Changes will be forced on the aviation world. They will include domestic travel and international routes. Domestic travel will be a big ask; however, international air travel will become even more difficult. Already some airline alliance partners have declared bankruptcy that will require new negotiations. In the best of times, a major change in the airline landscape is difficult. Today, it is daunting but necessary.

Regulatory actions such as code sharing, airline alliances, and antitrust immunity were approved in the interest of consumers. They have all but been abandoned by the airline partners. Many of the alliance partners are flouting US rules. They enjoy the controlled traffic joint ventures generate. However, alliance foreign partners chafe at US legal requirements.

Government regulations will only constrict domestic and international competition and thwart comparison shopping. A transparent airfare and ancillary fee structure is needed today, more than ever.

Competition is a bitter pill for the largest airlines to swallow. Expect a regulatory battle. The very airlines that abhor regulation will lobby for more rules to save their networks.

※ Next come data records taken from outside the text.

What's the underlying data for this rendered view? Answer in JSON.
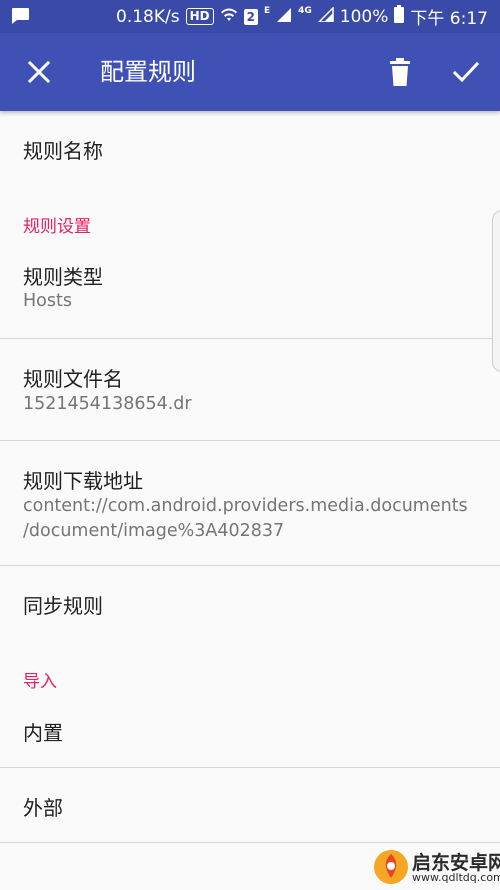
{
  "status_bar": {
    "speed": "0.18K/s",
    "hd": "HD",
    "sim_badge": "2",
    "network_e": "E",
    "network_4g": "4G",
    "battery": "100%",
    "time": "下午 6:17"
  },
  "toolbar": {
    "title": "配置规则"
  },
  "items": {
    "rule_name": "规则名称",
    "rule_settings_header": "规则设置",
    "rule_type_title": "规则类型",
    "rule_type_value": "Hosts",
    "rule_file_title": "规则文件名",
    "rule_file_value": "1521454138654.dr",
    "rule_url_title": "规则下载地址",
    "rule_url_line1": "content://com.android.providers.media.documents",
    "rule_url_line2": "/document/image%3A402837",
    "sync_rules": "同步规则",
    "import_header": "导入",
    "builtin": "内置",
    "external": "外部"
  },
  "watermark": {
    "name": "启东安卓网",
    "url": "www.qdltdq.com"
  },
  "colors": {
    "toolbar": "#3f51b5",
    "status_bar": "#3a4aa8",
    "accent": "#e91e63"
  }
}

The rebalancing of airline competition may be a silver lining for passengers 

The COVID-19 pandemic continues attacking aviation. If the battle could have been won in six months, perhaps our current competitive network and low-cost carrier systems would have survived. But, aviation faces at least six months of paltry airline demand, international flight bans, and the threat of continuing virus spikes. It will change.

Major airlines already hoard cash and prepare to lay off pilots and flight attendants to provide a chance for survival. Aviation Week, in an editorial supporting more government action, paints an ugly picture. The airlines see the immediate future getting uglier.

The outlook for the rest of 2020, meanwhile, is worsening. Border lockdowns and quarantine rules are cropping up everywhere and changing by the week, dissuading people from long-haul, international and business travel. Long-haul travel demand is still down by more than 85 percent in most of the world and airlines are not seeing much sign of that changing through the rest of this year. Coupled with ongoing COVID spikes, uncertainty about when a vaccine will be available, the global recession and concern about a second pandemic wave in the fall/winter, the grim reality is that airlines will not be able to fulfill their slots requirements through this year and likely into 2021.

Airport slots are a public asset — finally, competition can prevail again

The good news is that bureaucratic fingers in the aviation pie are not needed to make changes. The coronavirus will suffice. Plus, airport congestion will not return for at least a year and perhaps two or three. During the next few years, slot allocations will not be the valuable asset they are today.

There is no need for continuation of the FAA-granted take-off and landing slot freeze this winter. The winter season runs from October 25, 2020, to March 27, 2021. The government should allow economic reality to run its course. Extending the network rule waivers will cost aviation consumers far more in the long run. Plus, aviation disruption cannot get much worse than it is today.

Airlines claim they need economic stability. However, even the world’s strongest governments have not found a way to provide safety. Stopping the massive change propagated by the coronavirus is impossible right now. Stability is not in the cards. Competition will determine what kind of system will emerge over the next three to five years.